Brief ▸
Set down the records exactly as they stand, except for any pictures, which you should omit.

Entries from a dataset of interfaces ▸
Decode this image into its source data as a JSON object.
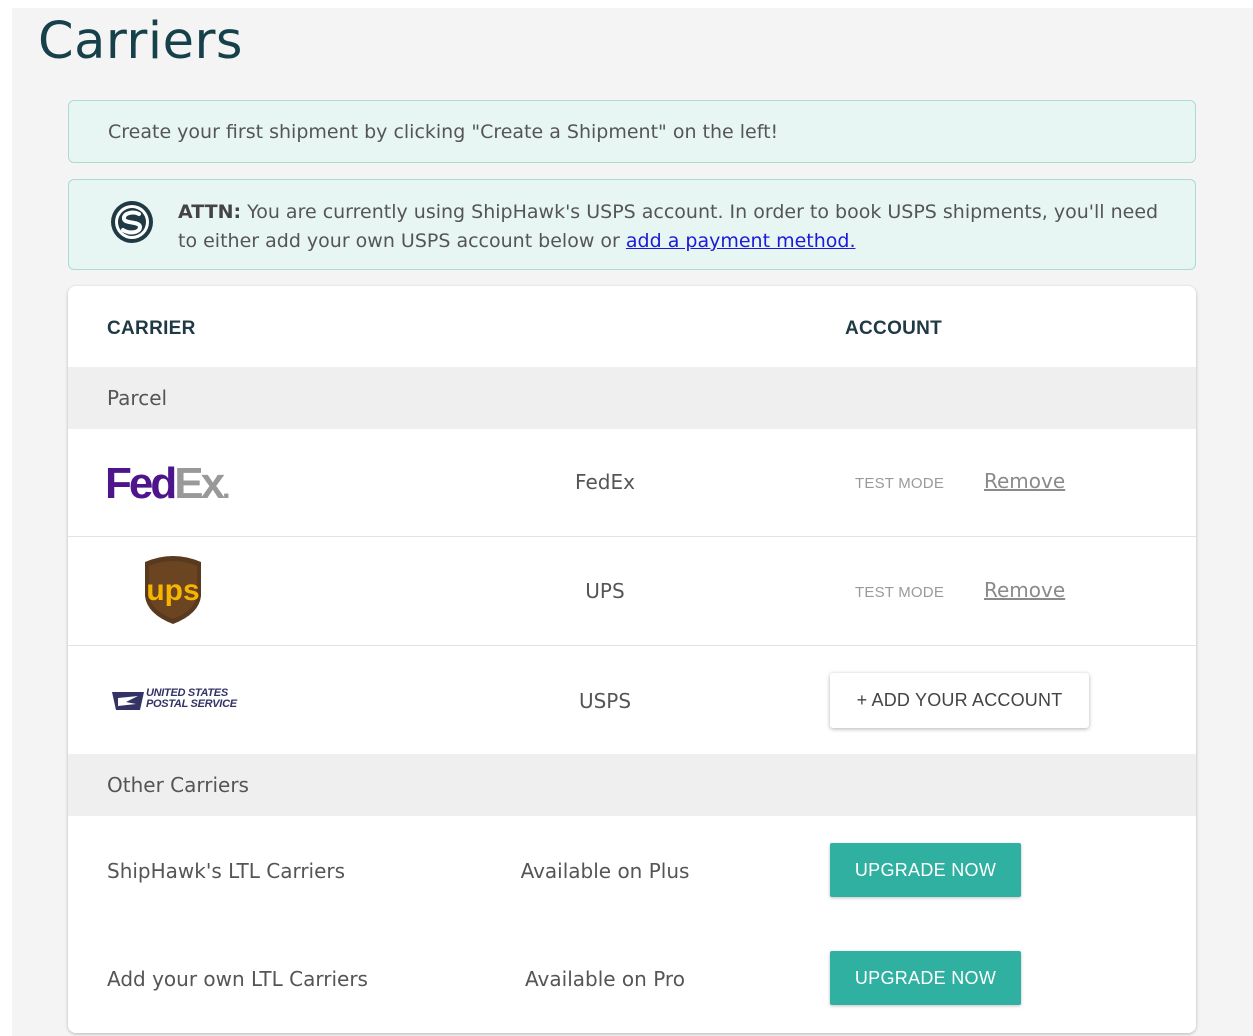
{
  "page": {
    "title": "Carriers"
  },
  "notices": {
    "first_shipment": "Create your first shipment by clicking \"Create a Shipment\" on the left!",
    "attn": {
      "label": "ATTN:",
      "text": " You are currently using ShipHawk's USPS account. In order to book USPS shipments, you'll need to either add your own USPS account below or ",
      "link": "add a payment method."
    }
  },
  "table": {
    "headers": {
      "carrier": "CARRIER",
      "account": "ACCOUNT"
    },
    "sections": {
      "parcel": "Parcel",
      "other": "Other Carriers"
    },
    "parcel_rows": [
      {
        "logo": "fedex-logo",
        "name": "FedEx",
        "status": "TEST MODE",
        "action": "Remove"
      },
      {
        "logo": "ups-logo",
        "name": "UPS",
        "status": "TEST MODE",
        "action": "Remove"
      },
      {
        "logo": "usps-logo",
        "name": "USPS",
        "action": "+ ADD YOUR ACCOUNT"
      }
    ],
    "other_rows": [
      {
        "name": "ShipHawk's LTL Carriers",
        "availability": "Available on Plus",
        "action": "UPGRADE NOW"
      },
      {
        "name": "Add your own LTL Carriers",
        "availability": "Available on Pro",
        "action": "UPGRADE NOW"
      }
    ]
  },
  "logos": {
    "fedex": {
      "fed": "Fed",
      "ex": "Ex",
      "dot": "."
    },
    "ups": {
      "text": "ups"
    },
    "usps": {
      "line1": "UNITED STATES",
      "line2": "POSTAL SERVICE"
    }
  },
  "colors": {
    "title": "#17414a",
    "notice_bg": "#e8f6f3",
    "notice_border": "#a9ddd2",
    "upgrade_button": "#2fb0a0",
    "link": "#1a1ad8",
    "fedex_purple": "#4d148c",
    "fedex_gray": "#999999",
    "ups_brown": "#5a3a1e",
    "ups_gold": "#f7b500",
    "usps_blue": "#333366"
  }
}
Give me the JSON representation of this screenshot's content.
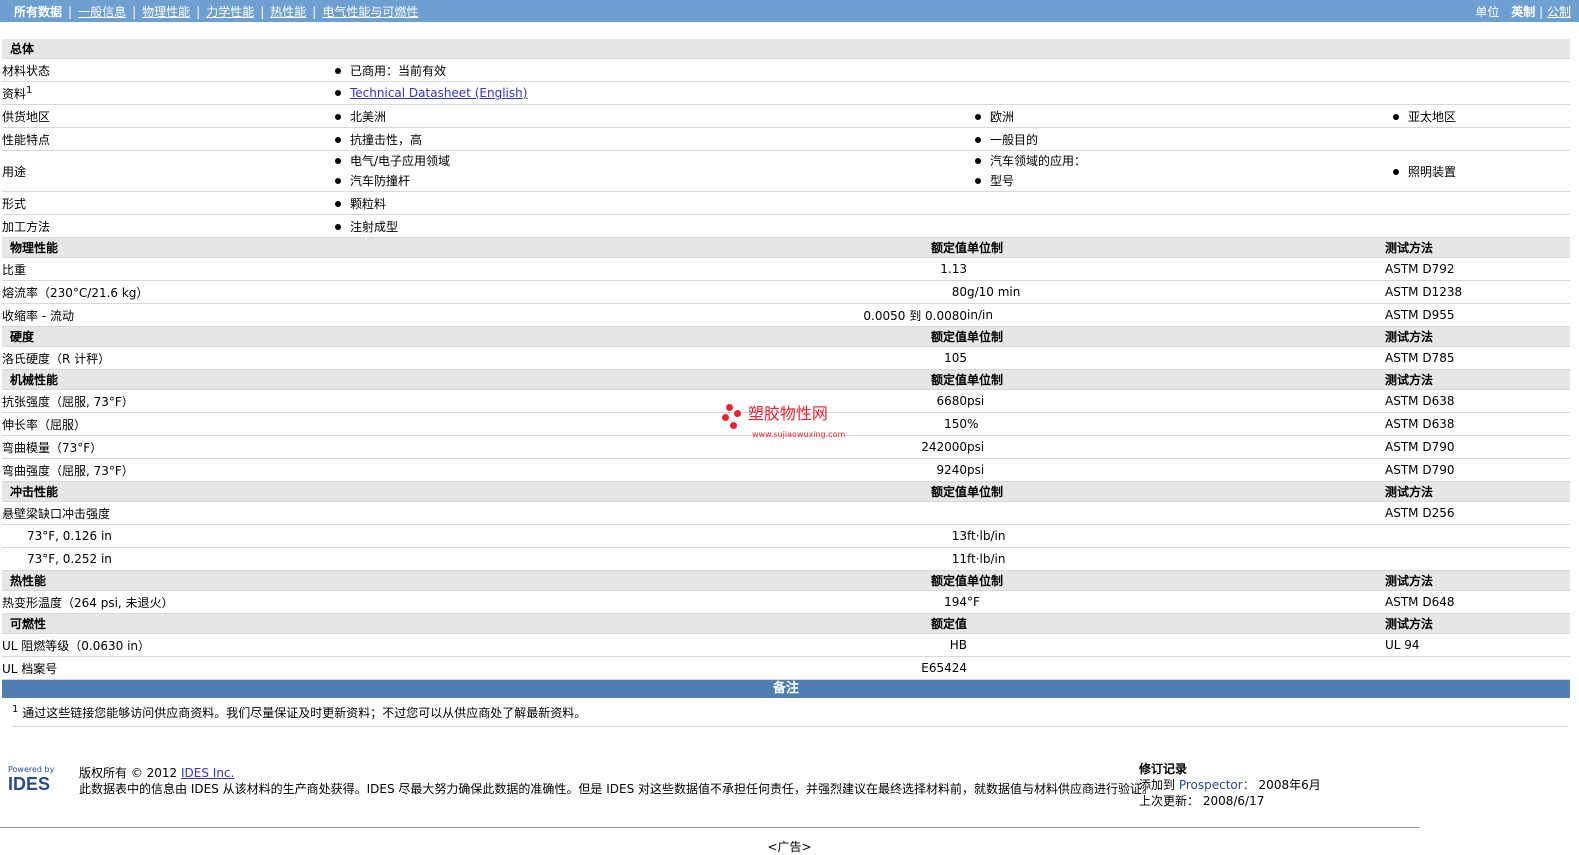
{
  "topbar": {
    "tabs": [
      "所有数据",
      "一般信息",
      "物理性能",
      "力学性能",
      "热性能",
      "电气性能与可燃性"
    ],
    "units_label": "单位",
    "unit_active": "英制",
    "unit_sep": "|",
    "unit_other": "公制"
  },
  "general": {
    "title": "总体",
    "rows": [
      {
        "name": "材料状态",
        "values": [
          [
            "已商用：当前有效"
          ]
        ]
      },
      {
        "name": "资料",
        "sup": "1",
        "link": "Technical Datasheet (English)"
      },
      {
        "name": "供货地区",
        "values": [
          [
            "北美洲"
          ],
          [
            "欧洲"
          ],
          [
            "亚太地区"
          ]
        ]
      },
      {
        "name": "性能特点",
        "values": [
          [
            "抗撞击性，高"
          ],
          [
            "一般目的"
          ]
        ]
      },
      {
        "name": "用途",
        "values": [
          [
            "电气/电子应用领域",
            "汽车防撞杆"
          ],
          [
            "汽车领域的应用：",
            "型号"
          ],
          [
            "照明装置"
          ]
        ]
      },
      {
        "name": "形式",
        "values": [
          [
            "颗粒料"
          ]
        ]
      },
      {
        "name": "加工方法",
        "values": [
          [
            "注射成型"
          ]
        ]
      }
    ]
  },
  "col_headers": {
    "value": "额定值",
    "unit": "单位制",
    "method": "测试方法"
  },
  "sections": [
    {
      "title": "物理性能",
      "rows": [
        {
          "name": "比重",
          "value": "1.13",
          "unit": "",
          "method": "ASTM D792"
        },
        {
          "name": "熔流率（230°C/21.6 kg）",
          "value": "80",
          "unit": "g/10 min",
          "method": "ASTM D1238"
        },
        {
          "name": "收缩率 - 流动",
          "value": "0.0050 到  0.0080",
          "unit": "in/in",
          "method": "ASTM D955"
        }
      ]
    },
    {
      "title": "硬度",
      "rows": [
        {
          "name": "洛氏硬度（R 计秤）",
          "value": "105",
          "unit": "",
          "method": "ASTM D785"
        }
      ]
    },
    {
      "title": "机械性能",
      "rows": [
        {
          "name": "抗张强度（屈服, 73°F）",
          "value": "6680",
          "unit": "psi",
          "method": "ASTM D638"
        },
        {
          "name": "伸长率（屈服）",
          "value": "150",
          "unit": "%",
          "method": "ASTM D638"
        },
        {
          "name": "弯曲模量（73°F）",
          "value": "242000",
          "unit": "psi",
          "method": "ASTM D790"
        },
        {
          "name": "弯曲强度（屈服, 73°F）",
          "value": "9240",
          "unit": "psi",
          "method": "ASTM D790"
        }
      ]
    },
    {
      "title": "冲击性能",
      "rows": [
        {
          "name": "悬壁梁缺口冲击强度",
          "value": "",
          "unit": "",
          "method": "ASTM D256"
        },
        {
          "name": "73°F, 0.126 in",
          "value": "13",
          "unit": "ft·lb/in",
          "method": "",
          "sub": true
        },
        {
          "name": "73°F, 0.252 in",
          "value": "11",
          "unit": "ft·lb/in",
          "method": "",
          "sub": true
        }
      ]
    },
    {
      "title": "热性能",
      "rows": [
        {
          "name": "热变形温度（264 psi, 未退火）",
          "value": "194",
          "unit": "°F",
          "method": "ASTM D648"
        }
      ]
    },
    {
      "title": "可燃性",
      "no_unit_header": true,
      "rows": [
        {
          "name": "UL 阻燃等级（0.0630 in）",
          "value": "HB",
          "unit": "",
          "method": "UL 94"
        },
        {
          "name": "UL 档案号",
          "value": "E65424",
          "unit": "",
          "method": ""
        }
      ]
    }
  ],
  "watermark": {
    "big": "塑胶物性网",
    "small": "www.sujiaowuxing.com"
  },
  "notes": {
    "title": "备注",
    "footnote_mark": "1",
    "footnote": "通过这些链接您能够访问供应商资料。我们尽量保证及时更新资料；不过您可以从供应商处了解最新资料。"
  },
  "footer": {
    "logo_powered": "Powered by",
    "logo_name": "IDES",
    "copyright_prefix": "版权所有  © 2012 ",
    "copyright_link": "IDES Inc.",
    "disclaimer": "此数据表中的信息由  IDES 从该材料的生产商处获得。IDES 尽最大努力确保此数据的准确性。但是  IDES 对这些数据值不承担任何责任，并强烈建议在最终选择材料前，就数据值与材料供应商进行验证。",
    "rev_title": "修订记录",
    "rev_added_label": "添加到",
    "rev_added_src": "Prospector：",
    "rev_added_date": "2008年6月",
    "rev_updated_label": "上次更新：",
    "rev_updated_date": "2008/6/17"
  },
  "ad": "<广告>"
}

Written response ▸
Decode this image into its source data as a JSON object.
{
  "page": {
    "title": "Carriers"
  },
  "notices": {
    "first_shipment": "Create your first shipment by clicking \"Create a Shipment\" on the left!",
    "attn": {
      "label": "ATTN:",
      "text": " You are currently using ShipHawk's USPS account. In order to book USPS shipments, you'll need to either add your own USPS account below or ",
      "link": "add a payment method."
    }
  },
  "table": {
    "headers": {
      "carrier": "CARRIER",
      "account": "ACCOUNT"
    },
    "sections": {
      "parcel": "Parcel",
      "other": "Other Carriers"
    },
    "parcel_rows": [
      {
        "logo": "fedex-logo",
        "name": "FedEx",
        "status": "TEST MODE",
        "action": "Remove"
      },
      {
        "logo": "ups-logo",
        "name": "UPS",
        "status": "TEST MODE",
        "action": "Remove"
      },
      {
        "logo": "usps-logo",
        "name": "USPS",
        "action": "+ ADD YOUR ACCOUNT"
      }
    ],
    "other_rows": [
      {
        "name": "ShipHawk's LTL Carriers",
        "availability": "Available on Plus",
        "action": "UPGRADE NOW"
      },
      {
        "name": "Add your own LTL Carriers",
        "availability": "Available on Pro",
        "action": "UPGRADE NOW"
      }
    ]
  },
  "logos": {
    "fedex": {
      "fed": "Fed",
      "ex": "Ex",
      "dot": "."
    },
    "ups": {
      "text": "ups"
    },
    "usps": {
      "line1": "UNITED STATES",
      "line2": "POSTAL SERVICE"
    }
  },
  "colors": {
    "title": "#17414a",
    "notice_bg": "#e8f6f3",
    "notice_border": "#a9ddd2",
    "upgrade_button": "#2fb0a0",
    "link": "#1a1ad8",
    "fedex_purple": "#4d148c",
    "fedex_gray": "#999999",
    "ups_brown": "#5a3a1e",
    "ups_gold": "#f7b500",
    "usps_blue": "#333366"
  }
}
Give me the JSON representation of this screenshot's content.
{
  "topbar": {
    "tabs": [
      "所有数据",
      "一般信息",
      "物理性能",
      "力学性能",
      "热性能",
      "电气性能与可燃性"
    ],
    "units_label": "单位",
    "unit_active": "英制",
    "unit_sep": "|",
    "unit_other": "公制"
  },
  "general": {
    "title": "总体",
    "rows": [
      {
        "name": "材料状态",
        "values": [
          [
            "已商用：当前有效"
          ]
        ]
      },
      {
        "name": "资料",
        "sup": "1",
        "link": "Technical Datasheet (English)"
      },
      {
        "name": "供货地区",
        "values": [
          [
            "北美洲"
          ],
          [
            "欧洲"
          ],
          [
            "亚太地区"
          ]
        ]
      },
      {
        "name": "性能特点",
        "values": [
          [
            "抗撞击性，高"
          ],
          [
            "一般目的"
          ]
        ]
      },
      {
        "name": "用途",
        "values": [
          [
            "电气/电子应用领域",
            "汽车防撞杆"
          ],
          [
            "汽车领域的应用：",
            "型号"
          ],
          [
            "照明装置"
          ]
        ]
      },
      {
        "name": "形式",
        "values": [
          [
            "颗粒料"
          ]
        ]
      },
      {
        "name": "加工方法",
        "values": [
          [
            "注射成型"
          ]
        ]
      }
    ]
  },
  "col_headers": {
    "value": "额定值",
    "unit": "单位制",
    "method": "测试方法"
  },
  "sections": [
    {
      "title": "物理性能",
      "rows": [
        {
          "name": "比重",
          "value": "1.13",
          "unit": "",
          "method": "ASTM D792"
        },
        {
          "name": "熔流率（230°C/21.6 kg）",
          "value": "80",
          "unit": "g/10 min",
          "method": "ASTM D1238"
        },
        {
          "name": "收缩率 - 流动",
          "value": "0.0050 到  0.0080",
          "unit": "in/in",
          "method": "ASTM D955"
        }
      ]
    },
    {
      "title": "硬度",
      "rows": [
        {
          "name": "洛氏硬度（R 计秤）",
          "value": "105",
          "unit": "",
          "method": "ASTM D785"
        }
      ]
    },
    {
      "title": "机械性能",
      "rows": [
        {
          "name": "抗张强度（屈服, 73°F）",
          "value": "6680",
          "unit": "psi",
          "method": "ASTM D638"
        },
        {
          "name": "伸长率（屈服）",
          "value": "150",
          "unit": "%",
          "method": "ASTM D638"
        },
        {
          "name": "弯曲模量（73°F）",
          "value": "242000",
          "unit": "psi",
          "method": "ASTM D790"
        },
        {
          "name": "弯曲强度（屈服, 73°F）",
          "value": "9240",
          "unit": "psi",
          "method": "ASTM D790"
        }
      ]
    },
    {
      "title": "冲击性能",
      "rows": [
        {
          "name": "悬壁梁缺口冲击强度",
          "value": "",
          "unit": "",
          "method": "ASTM D256"
        },
        {
          "name": "73°F, 0.126 in",
          "value": "13",
          "unit": "ft·lb/in",
          "method": "",
          "sub": true
        },
        {
          "name": "73°F, 0.252 in",
          "value": "11",
          "unit": "ft·lb/in",
          "method": "",
          "sub": true
        }
      ]
    },
    {
      "title": "热性能",
      "rows": [
        {
          "name": "热变形温度（264 psi, 未退火）",
          "value": "194",
          "unit": "°F",
          "method": "ASTM D648"
        }
      ]
    },
    {
      "title": "可燃性",
      "no_unit_header": true,
      "rows": [
        {
          "name": "UL 阻燃等级（0.0630 in）",
          "value": "HB",
          "unit": "",
          "method": "UL 94"
        },
        {
          "name": "UL 档案号",
          "value": "E65424",
          "unit": "",
          "method": ""
        }
      ]
    }
  ],
  "watermark": {
    "big": "塑胶物性网",
    "small": "www.sujiaowuxing.com"
  },
  "notes": {
    "title": "备注",
    "footnote_mark": "1",
    "footnote": "通过这些链接您能够访问供应商资料。我们尽量保证及时更新资料；不过您可以从供应商处了解最新资料。"
  },
  "footer": {
    "logo_powered": "Powered by",
    "logo_name": "IDES",
    "copyright_prefix": "版权所有  © 2012 ",
    "copyright_link": "IDES Inc.",
    "disclaimer": "此数据表中的信息由  IDES 从该材料的生产商处获得。IDES 尽最大努力确保此数据的准确性。但是  IDES 对这些数据值不承担任何责任，并强烈建议在最终选择材料前，就数据值与材料供应商进行验证。",
    "rev_title": "修订记录",
    "rev_added_label": "添加到",
    "rev_added_src": "Prospector：",
    "rev_added_date": "2008年6月",
    "rev_updated_label": "上次更新：",
    "rev_updated_date": "2008/6/17"
  },
  "ad": "<广告>"
}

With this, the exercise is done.